By OSEAH PHILEMON
TWO large Lae primary schools will have their classes suspended on April 30 – which is a week away – at the start of Term 2 because of lack of funds, the heads of the two schools warned yesterday.
The head teachers of Haikost and Gantom Primary Schools told the Post-Courier they have no money in their school accounts to continue operating. Willie Vilakiva, headmaster of the Haikost Primary School at 3-Mile Settlement, said the school had no money to continue operating. The school has about 800 children.
“ We have no money for public utilities like water and electricity, we cannot pay our security and our suppliers are after us to pay outstanding bills we accumulated since January,” Mr Vilakiva said. Mr Vilakiva said parents had also not paid the K150 compulsory project fee because they say that education is free and the National Government was paying for everything.
Gantom school headmistress Patricia Pere Kagai said her school would suspend classes from the beginning of Term 2 due to lack of funds. Ms Kagai said the Government’s free education had not arrived and parents had not paid any project fee saying the Government was paying for the fees. Gantom Primary School is located at West Taraka and has a student population of 1016.
Ms Kagai said the school had to absorb additional children when settlers were forced to vacate land around the mouth of the Markham River for the Lae port development as well as around Speedway area. This week, the 28 teachers from Gantom Primary School came close to not having their in-service training course due to lack of funds.
Thanks to the Rotary Club of Lae which donated supplies to them as well as refreshments the training program is now underway. The much politicised free education money from the National Government maybe helping children across Papua New Guinea but it is also making some parents turn away from helping their schools. The policy is also diverting attention away from the basic needs of the schools. The basic needs are desks, tables, reading books, sporting equipment among many more.
For some schools that are well supported, the situation may not be so serious but for many it is a far worse situation. Outside the boundaries of Lae City there are 11 primary schools in a category labelled by education authorities as ‘Category C’ schools. Most if not all are located in the large squatter settlements that are sprawled right around the outskirts of the city.
The children who attend these schools come from families that live either just above or under the United Nation’s scale of “poverty line.” Their weekly income is grossly insufficient even to pay for a new set of uniforms for one child, let alone buy a packet of rice and a tinned fish for the family dinner.
Since the beginning of this year the Rotary Club of Lae has been donating books, desks and tables, sporting equipment among other materials to some of the schools to help them start the school year. The club has committed itself to helping all 11 schools in this category. It has sent word out to its sister clubs in Australia who generously donate goods in kind to the club for help. Then shipping containers started arriving at the Lae wharf and the Rotary wheel started spinning.

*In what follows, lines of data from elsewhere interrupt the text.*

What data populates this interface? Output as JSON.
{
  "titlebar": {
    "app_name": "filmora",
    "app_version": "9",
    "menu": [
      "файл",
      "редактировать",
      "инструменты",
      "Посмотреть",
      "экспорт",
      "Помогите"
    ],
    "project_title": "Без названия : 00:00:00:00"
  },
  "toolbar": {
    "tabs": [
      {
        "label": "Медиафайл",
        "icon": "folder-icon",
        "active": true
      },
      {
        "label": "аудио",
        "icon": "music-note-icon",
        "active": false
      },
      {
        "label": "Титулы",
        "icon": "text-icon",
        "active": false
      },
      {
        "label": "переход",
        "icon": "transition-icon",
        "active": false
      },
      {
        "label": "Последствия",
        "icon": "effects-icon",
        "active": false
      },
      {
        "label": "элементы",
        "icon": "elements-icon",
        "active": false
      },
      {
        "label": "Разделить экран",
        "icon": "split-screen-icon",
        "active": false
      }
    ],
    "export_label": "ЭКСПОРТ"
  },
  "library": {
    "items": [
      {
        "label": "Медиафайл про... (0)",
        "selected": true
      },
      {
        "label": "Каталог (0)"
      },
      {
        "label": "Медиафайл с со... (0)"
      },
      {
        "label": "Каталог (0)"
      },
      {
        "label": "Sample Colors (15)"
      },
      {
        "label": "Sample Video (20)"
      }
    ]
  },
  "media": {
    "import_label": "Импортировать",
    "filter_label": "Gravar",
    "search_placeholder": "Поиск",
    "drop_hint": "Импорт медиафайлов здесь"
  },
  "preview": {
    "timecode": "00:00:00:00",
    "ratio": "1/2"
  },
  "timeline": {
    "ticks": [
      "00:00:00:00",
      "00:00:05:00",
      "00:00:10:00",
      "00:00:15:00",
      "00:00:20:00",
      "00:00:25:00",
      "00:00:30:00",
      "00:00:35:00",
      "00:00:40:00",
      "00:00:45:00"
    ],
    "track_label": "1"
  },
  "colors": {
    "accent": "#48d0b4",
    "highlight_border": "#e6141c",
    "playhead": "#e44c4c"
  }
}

Now, visitors to the Haikost Primary School, Bowali Primary School, Ganton Primary School and others will notice a difference. Ms Kagai said yesterday that without the help of the Rotary Club of Lae she could not run the in-service training for her teachers this week. She said in-service training for this week was focusing on language and literature for primary schools.
The club donated eight boxes of primary school literacy books , including song books, stationery and refreshments for in-service training. “Thanks to Rotary we have more than enough for our teachers,” Ms Kagai said. At Haikost Primary School the club donated two classrooms of tables and chairs, whiteboards, 43 boxes of literacy books, exercise books and pens and pencils and netballs and footballs. At Bowali primary School the club donated 45 boxes of literacy books, pens and penscils. Help has arrived, thanks to the Rotary Club of Lae and its workholic members.

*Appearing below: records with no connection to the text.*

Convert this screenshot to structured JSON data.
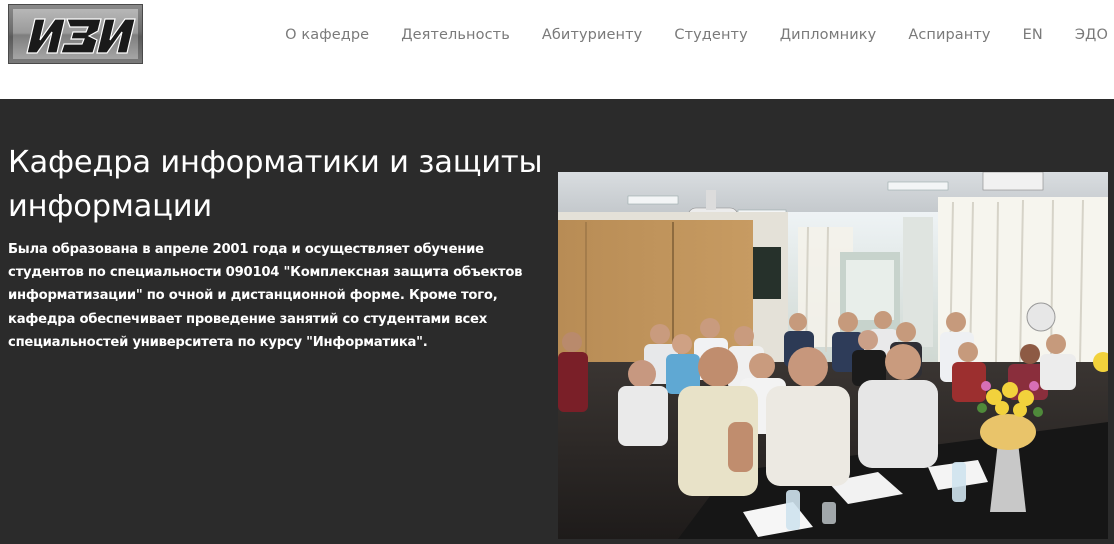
{
  "header": {
    "logo_text": "ИЗИ",
    "nav": [
      {
        "label": "О кафедре"
      },
      {
        "label": "Деятельность"
      },
      {
        "label": "Абитуриенту"
      },
      {
        "label": "Студенту"
      },
      {
        "label": "Дипломнику"
      },
      {
        "label": "Аспиранту"
      },
      {
        "label": "EN"
      },
      {
        "label": "ЭДО"
      }
    ]
  },
  "hero": {
    "title": "Кафедра информатики и защиты информации",
    "description": "Была образована в апреле 2001 года и осуществляет обучение студентов по специальности 090104 \"Комплексная защита объектов информатизации\" по очной и дистанционной форме. Кроме того, кафедра обеспечивает проведение занятий со студентами всех специальностей университета по курсу \"Информатика\".",
    "photo_icon": "classroom-photo"
  },
  "colors": {
    "hero_background": "#2b2b2b",
    "nav_text": "#7a7a7a",
    "hero_text": "#ffffff"
  }
}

This week the flying super-star of the Rotary Club of Lae – Mark Flewin – made the special delivery to Gantom Primary School in West Taraka. This is his impression: “Now this is both sad and uplifting again as to how the managers of community places care so much about their community. The three schools in West Taraka have no money in the bank to run their offices and they desperately wanted to run their in service to learn and prepare for teaching their children in the coming year. Most other schools gave up and just had an extra week’s holiday but the three West Taraka schools had theirs at Gantom with no resources but a will in their heart to learn for their children. So Patricia Kagai the headmistress walked the business house streets trying to get some donation in kind for materials and refreshments for their in service. Only the Rotary Club of Lae came through and put some amazing smiles on the teachers by supplying enough stationery supplies and tea and coffee for them to complete their in service effectively.”
Ms Kagai sent a message to Mr Flewin to say: “Good morning Mark, my girls are enjoying use of items Rotary gave yesterday, they say thank you for saving us from sinking- may God bless you and we Love you Big One” Such is the picture around Lae for these schools. In order to get help headmasters and headmistresses must physically walk from door to door begging business houses for help.
Rotary is helping out but that alone – as much as it is welcome – will not be sufficient to sustain these schools. Free education or not, the schools have so many daily needs which need to be attended to in order to ensure children receive quality education.
The cargo cult mentality now planted in the heads of parents that the national government is paying for their children’s education has turned them away from their parental responsibilities towards their schools.